Tokens are "things serving as a visible or tangible representation of a fact, event, object, feeling" [Oxford English Dictionary, 2009 Edition]. Digital tokens are nothing else but a string of bits. Data containers, and sometimes an embedded set of instructions, making such representation possible through a computer system.
What would they be used for? Tokenization. What is that? It is the act of using tokens for representing (and possibly enhancing) property or contractual rights into fungible or non-fungible instruments. The versatility of digital media, however, means that digital tokens can also be easily used to deconstruct such rights, or to natively create some.
Representation is simply the replication of any transactional or other features inherent to existing property or contracts. What about deconstruction? Also known as fractionalization, it is the act of breaking down any rights over property or contracts such that several unrelated parties can share in, and mitigate the risk of, ownership. And creation? In a digital platform, those are rights that originate in digital form and are only embodied in such digital instruments (they are digitally-native).
Why polymorphic? It means no two ARES tokens need to be the same, nor need to stay the same over time. Such flexibility makes ARES unique for representing, deconstructing or creating (possibly evolving) rights of an absolute nature (property) or a relative nature (contractual claims). Plus allowing for different asset classes to be incorporated simultaneously, in the same token. That makes ARES tokens technically interchangeable with each other even if their underlying properties are completely different. By design.

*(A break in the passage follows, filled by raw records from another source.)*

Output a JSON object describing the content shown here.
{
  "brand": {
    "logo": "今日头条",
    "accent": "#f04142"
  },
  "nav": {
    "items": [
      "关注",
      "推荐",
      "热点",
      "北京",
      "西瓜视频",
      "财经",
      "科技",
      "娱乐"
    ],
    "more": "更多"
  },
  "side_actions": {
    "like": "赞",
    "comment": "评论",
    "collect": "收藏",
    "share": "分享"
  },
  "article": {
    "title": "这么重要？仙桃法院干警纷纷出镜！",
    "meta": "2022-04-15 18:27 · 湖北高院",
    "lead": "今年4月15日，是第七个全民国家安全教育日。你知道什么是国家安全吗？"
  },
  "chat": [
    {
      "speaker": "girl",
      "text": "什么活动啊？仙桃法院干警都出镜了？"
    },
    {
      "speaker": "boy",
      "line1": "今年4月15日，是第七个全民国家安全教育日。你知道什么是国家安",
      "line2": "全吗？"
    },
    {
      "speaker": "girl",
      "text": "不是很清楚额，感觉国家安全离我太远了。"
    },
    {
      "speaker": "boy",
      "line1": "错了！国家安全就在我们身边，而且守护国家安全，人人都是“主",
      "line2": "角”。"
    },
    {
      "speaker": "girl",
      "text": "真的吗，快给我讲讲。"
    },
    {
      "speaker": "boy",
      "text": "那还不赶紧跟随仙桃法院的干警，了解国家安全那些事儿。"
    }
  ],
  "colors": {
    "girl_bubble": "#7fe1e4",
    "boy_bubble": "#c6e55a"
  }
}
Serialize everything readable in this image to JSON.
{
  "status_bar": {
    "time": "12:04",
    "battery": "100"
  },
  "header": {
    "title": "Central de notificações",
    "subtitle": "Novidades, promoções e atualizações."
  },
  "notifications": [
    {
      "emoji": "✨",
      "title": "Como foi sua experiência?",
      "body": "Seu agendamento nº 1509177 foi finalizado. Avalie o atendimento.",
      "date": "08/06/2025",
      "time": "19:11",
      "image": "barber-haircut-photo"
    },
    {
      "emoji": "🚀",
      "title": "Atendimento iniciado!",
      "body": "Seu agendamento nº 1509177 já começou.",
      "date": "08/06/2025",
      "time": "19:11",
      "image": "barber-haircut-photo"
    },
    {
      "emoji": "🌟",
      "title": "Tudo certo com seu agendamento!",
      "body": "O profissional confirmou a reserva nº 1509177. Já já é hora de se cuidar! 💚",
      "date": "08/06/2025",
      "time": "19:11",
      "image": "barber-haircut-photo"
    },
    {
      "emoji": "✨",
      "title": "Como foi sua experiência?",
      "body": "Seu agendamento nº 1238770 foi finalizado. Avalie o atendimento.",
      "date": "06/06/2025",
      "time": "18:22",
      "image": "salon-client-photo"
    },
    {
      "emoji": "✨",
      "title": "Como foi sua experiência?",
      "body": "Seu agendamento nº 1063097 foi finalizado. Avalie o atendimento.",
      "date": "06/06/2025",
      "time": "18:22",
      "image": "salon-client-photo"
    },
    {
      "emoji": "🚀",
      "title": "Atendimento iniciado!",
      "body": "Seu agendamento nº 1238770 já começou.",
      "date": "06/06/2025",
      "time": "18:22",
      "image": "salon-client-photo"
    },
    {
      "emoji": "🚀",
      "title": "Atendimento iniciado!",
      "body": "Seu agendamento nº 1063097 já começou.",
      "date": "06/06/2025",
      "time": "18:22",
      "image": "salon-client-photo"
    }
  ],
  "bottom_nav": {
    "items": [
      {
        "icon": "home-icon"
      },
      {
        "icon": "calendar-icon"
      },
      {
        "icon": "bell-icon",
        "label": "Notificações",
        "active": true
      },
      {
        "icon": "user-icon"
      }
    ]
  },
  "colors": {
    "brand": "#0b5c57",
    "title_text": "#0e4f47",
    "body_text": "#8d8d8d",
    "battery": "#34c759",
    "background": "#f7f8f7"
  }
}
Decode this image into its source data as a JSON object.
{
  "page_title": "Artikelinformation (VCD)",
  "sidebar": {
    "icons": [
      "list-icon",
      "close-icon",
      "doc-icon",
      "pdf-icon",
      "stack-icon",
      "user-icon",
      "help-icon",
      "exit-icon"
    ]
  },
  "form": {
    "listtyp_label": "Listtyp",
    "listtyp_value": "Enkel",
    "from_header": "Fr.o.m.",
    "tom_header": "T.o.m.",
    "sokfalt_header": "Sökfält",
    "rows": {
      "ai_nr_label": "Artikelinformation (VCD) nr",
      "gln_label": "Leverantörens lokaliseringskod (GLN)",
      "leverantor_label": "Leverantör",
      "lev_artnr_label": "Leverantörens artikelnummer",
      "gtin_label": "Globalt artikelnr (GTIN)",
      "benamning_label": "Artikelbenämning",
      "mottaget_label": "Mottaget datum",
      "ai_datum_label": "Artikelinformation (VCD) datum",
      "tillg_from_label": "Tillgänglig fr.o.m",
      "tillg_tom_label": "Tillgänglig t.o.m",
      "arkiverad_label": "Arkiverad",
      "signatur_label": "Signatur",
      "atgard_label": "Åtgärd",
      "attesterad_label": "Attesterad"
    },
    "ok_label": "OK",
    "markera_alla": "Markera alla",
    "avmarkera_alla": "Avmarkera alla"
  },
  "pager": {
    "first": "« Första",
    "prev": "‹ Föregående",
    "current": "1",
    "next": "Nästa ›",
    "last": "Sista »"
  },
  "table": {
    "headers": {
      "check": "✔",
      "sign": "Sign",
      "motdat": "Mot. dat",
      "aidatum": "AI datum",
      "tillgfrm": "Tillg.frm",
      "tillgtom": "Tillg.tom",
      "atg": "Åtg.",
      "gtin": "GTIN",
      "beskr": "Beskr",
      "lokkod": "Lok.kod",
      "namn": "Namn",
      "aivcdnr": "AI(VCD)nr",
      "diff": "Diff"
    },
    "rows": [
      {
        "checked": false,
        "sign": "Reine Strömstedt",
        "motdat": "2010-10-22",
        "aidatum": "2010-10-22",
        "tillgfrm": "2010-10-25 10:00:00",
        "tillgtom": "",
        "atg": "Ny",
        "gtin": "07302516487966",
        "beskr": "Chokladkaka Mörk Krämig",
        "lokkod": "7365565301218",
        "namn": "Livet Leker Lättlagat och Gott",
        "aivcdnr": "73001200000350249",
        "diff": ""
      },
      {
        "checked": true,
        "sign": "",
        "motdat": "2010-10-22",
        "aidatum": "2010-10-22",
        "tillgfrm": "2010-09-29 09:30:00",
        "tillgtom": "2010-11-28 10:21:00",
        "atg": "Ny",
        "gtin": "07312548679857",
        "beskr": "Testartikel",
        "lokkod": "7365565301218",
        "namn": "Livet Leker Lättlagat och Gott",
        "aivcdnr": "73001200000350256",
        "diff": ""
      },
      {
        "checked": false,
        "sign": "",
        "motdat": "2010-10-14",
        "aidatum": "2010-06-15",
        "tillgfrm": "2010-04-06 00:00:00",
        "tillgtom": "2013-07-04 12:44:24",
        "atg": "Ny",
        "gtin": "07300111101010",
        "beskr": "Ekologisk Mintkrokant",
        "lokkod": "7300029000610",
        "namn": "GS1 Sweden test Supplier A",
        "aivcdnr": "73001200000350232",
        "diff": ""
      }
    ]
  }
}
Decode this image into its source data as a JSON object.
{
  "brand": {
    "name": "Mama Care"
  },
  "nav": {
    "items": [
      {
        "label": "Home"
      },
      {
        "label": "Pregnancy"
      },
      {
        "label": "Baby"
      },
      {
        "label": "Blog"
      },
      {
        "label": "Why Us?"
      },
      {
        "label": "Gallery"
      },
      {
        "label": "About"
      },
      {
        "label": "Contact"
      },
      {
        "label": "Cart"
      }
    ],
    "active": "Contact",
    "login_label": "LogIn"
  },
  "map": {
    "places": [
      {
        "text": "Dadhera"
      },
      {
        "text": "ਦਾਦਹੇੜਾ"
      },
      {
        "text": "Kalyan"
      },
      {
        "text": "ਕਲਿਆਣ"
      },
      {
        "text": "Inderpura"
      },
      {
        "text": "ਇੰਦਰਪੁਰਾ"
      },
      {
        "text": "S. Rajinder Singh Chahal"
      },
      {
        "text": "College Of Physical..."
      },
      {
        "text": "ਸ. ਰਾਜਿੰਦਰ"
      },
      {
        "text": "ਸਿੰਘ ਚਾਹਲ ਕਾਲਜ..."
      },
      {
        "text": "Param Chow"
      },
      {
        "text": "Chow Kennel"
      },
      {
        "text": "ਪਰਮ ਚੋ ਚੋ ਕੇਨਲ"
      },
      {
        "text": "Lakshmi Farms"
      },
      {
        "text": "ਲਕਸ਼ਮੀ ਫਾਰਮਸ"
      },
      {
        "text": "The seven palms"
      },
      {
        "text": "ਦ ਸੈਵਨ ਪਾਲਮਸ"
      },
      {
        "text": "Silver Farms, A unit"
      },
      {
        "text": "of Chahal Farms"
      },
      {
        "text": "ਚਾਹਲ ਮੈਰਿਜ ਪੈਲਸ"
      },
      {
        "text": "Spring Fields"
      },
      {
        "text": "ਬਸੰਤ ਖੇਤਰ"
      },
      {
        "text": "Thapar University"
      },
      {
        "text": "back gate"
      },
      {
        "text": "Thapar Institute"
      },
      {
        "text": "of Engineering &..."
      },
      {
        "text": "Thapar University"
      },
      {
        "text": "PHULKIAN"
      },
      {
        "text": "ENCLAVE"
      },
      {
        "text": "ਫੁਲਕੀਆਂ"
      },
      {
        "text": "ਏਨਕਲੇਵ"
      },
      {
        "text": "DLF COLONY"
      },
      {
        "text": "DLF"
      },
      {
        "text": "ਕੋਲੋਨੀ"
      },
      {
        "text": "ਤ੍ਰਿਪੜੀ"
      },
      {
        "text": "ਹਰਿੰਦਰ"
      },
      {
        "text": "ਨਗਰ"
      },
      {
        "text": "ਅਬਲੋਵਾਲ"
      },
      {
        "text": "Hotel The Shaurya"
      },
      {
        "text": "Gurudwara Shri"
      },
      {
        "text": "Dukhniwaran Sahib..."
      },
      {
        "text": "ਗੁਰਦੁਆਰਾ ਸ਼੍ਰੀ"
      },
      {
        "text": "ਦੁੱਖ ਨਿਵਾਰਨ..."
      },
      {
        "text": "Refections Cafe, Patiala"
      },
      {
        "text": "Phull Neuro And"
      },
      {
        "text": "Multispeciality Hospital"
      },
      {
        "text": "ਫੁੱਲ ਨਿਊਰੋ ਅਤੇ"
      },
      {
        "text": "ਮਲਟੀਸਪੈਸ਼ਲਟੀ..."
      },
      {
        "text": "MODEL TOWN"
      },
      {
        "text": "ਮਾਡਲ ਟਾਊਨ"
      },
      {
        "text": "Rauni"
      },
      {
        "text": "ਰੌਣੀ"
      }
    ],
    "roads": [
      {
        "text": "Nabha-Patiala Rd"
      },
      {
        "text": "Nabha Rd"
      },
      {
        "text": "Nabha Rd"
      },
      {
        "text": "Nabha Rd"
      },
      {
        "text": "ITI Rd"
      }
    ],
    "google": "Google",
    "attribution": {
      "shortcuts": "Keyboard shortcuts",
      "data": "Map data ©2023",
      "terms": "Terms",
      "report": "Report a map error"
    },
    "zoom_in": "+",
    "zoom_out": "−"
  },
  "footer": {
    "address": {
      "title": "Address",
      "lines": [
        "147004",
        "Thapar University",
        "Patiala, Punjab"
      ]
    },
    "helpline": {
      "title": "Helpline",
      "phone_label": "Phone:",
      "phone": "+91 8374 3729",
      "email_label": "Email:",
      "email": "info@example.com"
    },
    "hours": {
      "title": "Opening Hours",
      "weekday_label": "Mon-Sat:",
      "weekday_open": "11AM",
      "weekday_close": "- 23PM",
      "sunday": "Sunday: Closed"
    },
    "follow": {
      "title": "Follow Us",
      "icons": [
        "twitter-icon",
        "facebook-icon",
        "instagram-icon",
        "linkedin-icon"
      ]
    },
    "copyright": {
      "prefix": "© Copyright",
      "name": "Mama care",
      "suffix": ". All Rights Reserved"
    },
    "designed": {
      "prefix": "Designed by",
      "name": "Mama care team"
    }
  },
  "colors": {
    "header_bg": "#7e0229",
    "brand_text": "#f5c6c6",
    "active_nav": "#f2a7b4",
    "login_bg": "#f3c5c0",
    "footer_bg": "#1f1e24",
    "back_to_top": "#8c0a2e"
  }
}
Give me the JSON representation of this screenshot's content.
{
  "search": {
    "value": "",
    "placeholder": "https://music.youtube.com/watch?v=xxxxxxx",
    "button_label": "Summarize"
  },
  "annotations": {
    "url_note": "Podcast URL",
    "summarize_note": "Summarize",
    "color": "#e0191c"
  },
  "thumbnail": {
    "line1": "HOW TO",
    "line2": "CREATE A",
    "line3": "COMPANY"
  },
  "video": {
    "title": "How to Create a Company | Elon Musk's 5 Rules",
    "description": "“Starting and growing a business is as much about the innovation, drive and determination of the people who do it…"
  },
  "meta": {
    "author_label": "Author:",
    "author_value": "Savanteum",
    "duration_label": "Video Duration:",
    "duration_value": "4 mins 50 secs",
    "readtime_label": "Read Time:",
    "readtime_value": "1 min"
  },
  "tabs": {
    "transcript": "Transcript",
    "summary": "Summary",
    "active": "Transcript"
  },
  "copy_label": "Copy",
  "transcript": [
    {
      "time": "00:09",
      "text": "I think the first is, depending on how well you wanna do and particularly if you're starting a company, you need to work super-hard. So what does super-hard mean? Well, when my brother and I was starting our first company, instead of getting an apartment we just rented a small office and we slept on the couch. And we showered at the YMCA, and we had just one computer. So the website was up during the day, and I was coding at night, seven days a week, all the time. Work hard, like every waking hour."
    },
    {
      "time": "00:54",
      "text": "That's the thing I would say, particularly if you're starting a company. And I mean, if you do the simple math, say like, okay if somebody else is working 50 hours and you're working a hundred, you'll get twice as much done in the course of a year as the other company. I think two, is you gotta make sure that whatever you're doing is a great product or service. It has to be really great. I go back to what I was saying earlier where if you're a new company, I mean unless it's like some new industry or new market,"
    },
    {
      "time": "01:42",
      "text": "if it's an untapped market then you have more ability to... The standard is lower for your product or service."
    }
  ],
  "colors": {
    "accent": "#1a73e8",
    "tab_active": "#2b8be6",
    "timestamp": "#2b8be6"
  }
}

ARES is set to become the foundation for a new and future-proof standard. Please visit our ARES site for more information.